**ABOUT THIS TASK**
Each entry has to be given again in its exact wording, and no picture may appear in the result.

**RECORDS FOR THIS TASK**
»»

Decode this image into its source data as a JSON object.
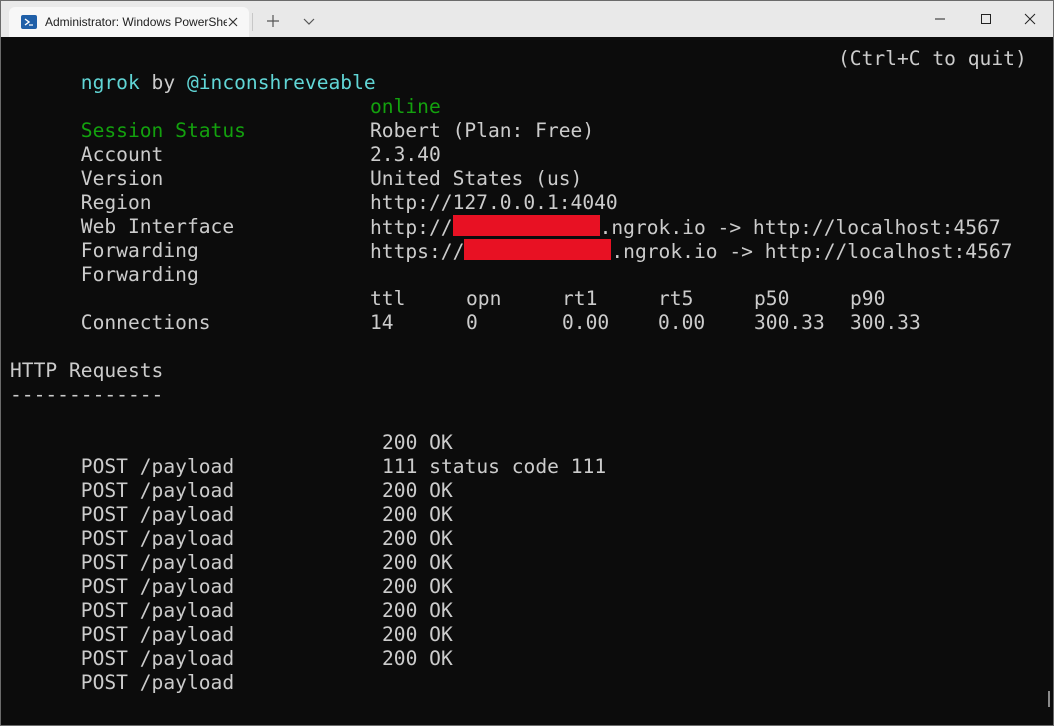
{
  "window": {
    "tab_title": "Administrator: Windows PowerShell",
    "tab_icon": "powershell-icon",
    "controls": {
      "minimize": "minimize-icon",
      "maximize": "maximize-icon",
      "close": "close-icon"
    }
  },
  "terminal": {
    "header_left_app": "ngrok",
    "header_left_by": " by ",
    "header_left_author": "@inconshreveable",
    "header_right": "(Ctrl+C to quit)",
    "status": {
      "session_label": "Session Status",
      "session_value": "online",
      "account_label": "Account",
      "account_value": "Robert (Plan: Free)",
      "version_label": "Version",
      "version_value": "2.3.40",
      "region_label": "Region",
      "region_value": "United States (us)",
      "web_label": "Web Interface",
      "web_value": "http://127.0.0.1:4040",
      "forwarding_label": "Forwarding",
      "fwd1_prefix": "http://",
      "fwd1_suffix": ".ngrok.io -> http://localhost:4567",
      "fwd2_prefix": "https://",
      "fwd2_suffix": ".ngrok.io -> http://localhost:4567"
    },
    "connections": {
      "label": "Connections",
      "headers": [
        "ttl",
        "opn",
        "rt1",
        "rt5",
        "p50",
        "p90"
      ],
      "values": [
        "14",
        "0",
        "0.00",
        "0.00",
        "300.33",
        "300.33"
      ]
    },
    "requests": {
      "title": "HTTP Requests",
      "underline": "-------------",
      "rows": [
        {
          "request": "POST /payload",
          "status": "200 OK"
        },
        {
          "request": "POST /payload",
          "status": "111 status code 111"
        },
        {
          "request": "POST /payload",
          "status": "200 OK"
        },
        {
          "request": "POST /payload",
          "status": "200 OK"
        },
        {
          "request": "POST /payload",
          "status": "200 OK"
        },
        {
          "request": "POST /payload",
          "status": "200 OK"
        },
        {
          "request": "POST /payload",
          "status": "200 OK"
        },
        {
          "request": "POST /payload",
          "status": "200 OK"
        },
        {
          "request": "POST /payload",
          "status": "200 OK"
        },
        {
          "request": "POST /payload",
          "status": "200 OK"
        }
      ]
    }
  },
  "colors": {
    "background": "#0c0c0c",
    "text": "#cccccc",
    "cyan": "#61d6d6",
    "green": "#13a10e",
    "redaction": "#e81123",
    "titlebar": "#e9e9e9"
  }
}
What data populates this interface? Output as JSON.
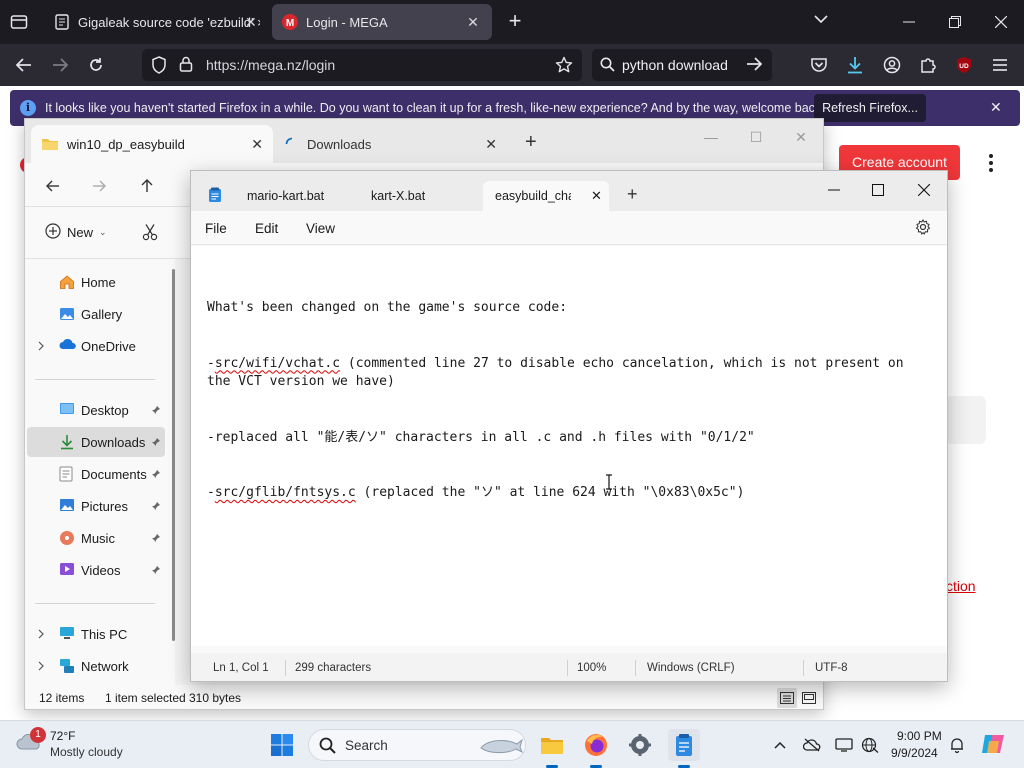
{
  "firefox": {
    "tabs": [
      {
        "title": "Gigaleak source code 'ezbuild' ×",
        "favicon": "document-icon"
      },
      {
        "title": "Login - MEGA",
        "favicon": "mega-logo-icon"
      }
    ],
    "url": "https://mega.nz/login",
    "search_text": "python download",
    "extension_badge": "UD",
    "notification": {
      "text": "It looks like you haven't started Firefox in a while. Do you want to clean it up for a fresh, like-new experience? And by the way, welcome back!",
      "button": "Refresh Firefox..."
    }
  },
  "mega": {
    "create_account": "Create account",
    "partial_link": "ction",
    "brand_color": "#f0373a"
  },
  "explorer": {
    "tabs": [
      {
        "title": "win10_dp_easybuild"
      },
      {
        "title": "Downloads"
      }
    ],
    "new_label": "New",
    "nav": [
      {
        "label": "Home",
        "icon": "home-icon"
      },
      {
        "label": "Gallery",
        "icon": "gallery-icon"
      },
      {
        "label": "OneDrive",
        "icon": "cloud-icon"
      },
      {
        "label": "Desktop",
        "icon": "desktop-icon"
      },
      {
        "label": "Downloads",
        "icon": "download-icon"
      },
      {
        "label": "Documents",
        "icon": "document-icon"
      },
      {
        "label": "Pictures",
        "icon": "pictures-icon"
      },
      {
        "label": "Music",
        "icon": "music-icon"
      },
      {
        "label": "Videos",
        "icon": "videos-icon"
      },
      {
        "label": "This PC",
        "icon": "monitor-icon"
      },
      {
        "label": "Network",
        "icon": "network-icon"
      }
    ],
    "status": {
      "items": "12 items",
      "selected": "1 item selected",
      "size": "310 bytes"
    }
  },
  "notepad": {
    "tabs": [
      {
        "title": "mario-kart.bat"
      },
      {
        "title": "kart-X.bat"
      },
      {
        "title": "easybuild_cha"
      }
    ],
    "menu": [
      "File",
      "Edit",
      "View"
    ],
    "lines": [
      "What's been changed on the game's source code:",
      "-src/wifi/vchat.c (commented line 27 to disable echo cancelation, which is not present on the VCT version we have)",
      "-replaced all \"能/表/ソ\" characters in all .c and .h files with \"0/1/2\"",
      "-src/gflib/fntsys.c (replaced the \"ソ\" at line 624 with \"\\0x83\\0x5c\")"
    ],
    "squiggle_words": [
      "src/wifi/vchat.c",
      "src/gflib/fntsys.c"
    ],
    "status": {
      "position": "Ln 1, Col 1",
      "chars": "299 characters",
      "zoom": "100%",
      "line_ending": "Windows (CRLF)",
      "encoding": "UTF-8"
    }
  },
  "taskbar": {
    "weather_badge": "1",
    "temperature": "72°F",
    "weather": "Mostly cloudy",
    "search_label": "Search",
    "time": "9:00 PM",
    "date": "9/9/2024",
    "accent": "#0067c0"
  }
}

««

**SOLUTION TO THIS PROBLEM**
Decode this image into its source data as a JSON object.
{
  "window": {
    "tab_title": "Administrator: Windows PowerShell",
    "tab_icon": "powershell-icon",
    "controls": {
      "minimize": "minimize-icon",
      "maximize": "maximize-icon",
      "close": "close-icon"
    }
  },
  "terminal": {
    "header_left_app": "ngrok",
    "header_left_by": " by ",
    "header_left_author": "@inconshreveable",
    "header_right": "(Ctrl+C to quit)",
    "status": {
      "session_label": "Session Status",
      "session_value": "online",
      "account_label": "Account",
      "account_value": "Robert (Plan: Free)",
      "version_label": "Version",
      "version_value": "2.3.40",
      "region_label": "Region",
      "region_value": "United States (us)",
      "web_label": "Web Interface",
      "web_value": "http://127.0.0.1:4040",
      "forwarding_label": "Forwarding",
      "fwd1_prefix": "http://",
      "fwd1_suffix": ".ngrok.io -> http://localhost:4567",
      "fwd2_prefix": "https://",
      "fwd2_suffix": ".ngrok.io -> http://localhost:4567"
    },
    "connections": {
      "label": "Connections",
      "headers": [
        "ttl",
        "opn",
        "rt1",
        "rt5",
        "p50",
        "p90"
      ],
      "values": [
        "14",
        "0",
        "0.00",
        "0.00",
        "300.33",
        "300.33"
      ]
    },
    "requests": {
      "title": "HTTP Requests",
      "underline": "-------------",
      "rows": [
        {
          "request": "POST /payload",
          "status": "200 OK"
        },
        {
          "request": "POST /payload",
          "status": "111 status code 111"
        },
        {
          "request": "POST /payload",
          "status": "200 OK"
        },
        {
          "request": "POST /payload",
          "status": "200 OK"
        },
        {
          "request": "POST /payload",
          "status": "200 OK"
        },
        {
          "request": "POST /payload",
          "status": "200 OK"
        },
        {
          "request": "POST /payload",
          "status": "200 OK"
        },
        {
          "request": "POST /payload",
          "status": "200 OK"
        },
        {
          "request": "POST /payload",
          "status": "200 OK"
        },
        {
          "request": "POST /payload",
          "status": "200 OK"
        }
      ]
    }
  },
  "colors": {
    "background": "#0c0c0c",
    "text": "#cccccc",
    "cyan": "#61d6d6",
    "green": "#13a10e",
    "redaction": "#e81123",
    "titlebar": "#e9e9e9"
  }
}
What data populates this interface? Output as JSON.
{
  "firefox": {
    "tabs": [
      {
        "title": "Gigaleak source code 'ezbuild' ×",
        "favicon": "document-icon"
      },
      {
        "title": "Login - MEGA",
        "favicon": "mega-logo-icon"
      }
    ],
    "url": "https://mega.nz/login",
    "search_text": "python download",
    "extension_badge": "UD",
    "notification": {
      "text": "It looks like you haven't started Firefox in a while. Do you want to clean it up for a fresh, like-new experience? And by the way, welcome back!",
      "button": "Refresh Firefox..."
    }
  },
  "mega": {
    "create_account": "Create account",
    "partial_link": "ction",
    "brand_color": "#f0373a"
  },
  "explorer": {
    "tabs": [
      {
        "title": "win10_dp_easybuild"
      },
      {
        "title": "Downloads"
      }
    ],
    "new_label": "New",
    "nav": [
      {
        "label": "Home",
        "icon": "home-icon"
      },
      {
        "label": "Gallery",
        "icon": "gallery-icon"
      },
      {
        "label": "OneDrive",
        "icon": "cloud-icon"
      },
      {
        "label": "Desktop",
        "icon": "desktop-icon"
      },
      {
        "label": "Downloads",
        "icon": "download-icon"
      },
      {
        "label": "Documents",
        "icon": "document-icon"
      },
      {
        "label": "Pictures",
        "icon": "pictures-icon"
      },
      {
        "label": "Music",
        "icon": "music-icon"
      },
      {
        "label": "Videos",
        "icon": "videos-icon"
      },
      {
        "label": "This PC",
        "icon": "monitor-icon"
      },
      {
        "label": "Network",
        "icon": "network-icon"
      }
    ],
    "status": {
      "items": "12 items",
      "selected": "1 item selected",
      "size": "310 bytes"
    }
  },
  "notepad": {
    "tabs": [
      {
        "title": "mario-kart.bat"
      },
      {
        "title": "kart-X.bat"
      },
      {
        "title": "easybuild_cha"
      }
    ],
    "menu": [
      "File",
      "Edit",
      "View"
    ],
    "lines": [
      "What's been changed on the game's source code:",
      "-src/wifi/vchat.c (commented line 27 to disable echo cancelation, which is not present on the VCT version we have)",
      "-replaced all \"能/表/ソ\" characters in all .c and .h files with \"0/1/2\"",
      "-src/gflib/fntsys.c (replaced the \"ソ\" at line 624 with \"\\0x83\\0x5c\")"
    ],
    "squiggle_words": [
      "src/wifi/vchat.c",
      "src/gflib/fntsys.c"
    ],
    "status": {
      "position": "Ln 1, Col 1",
      "chars": "299 characters",
      "zoom": "100%",
      "line_ending": "Windows (CRLF)",
      "encoding": "UTF-8"
    }
  },
  "taskbar": {
    "weather_badge": "1",
    "temperature": "72°F",
    "weather": "Mostly cloudy",
    "search_label": "Search",
    "time": "9:00 PM",
    "date": "9/9/2024",
    "accent": "#0067c0"
  }
}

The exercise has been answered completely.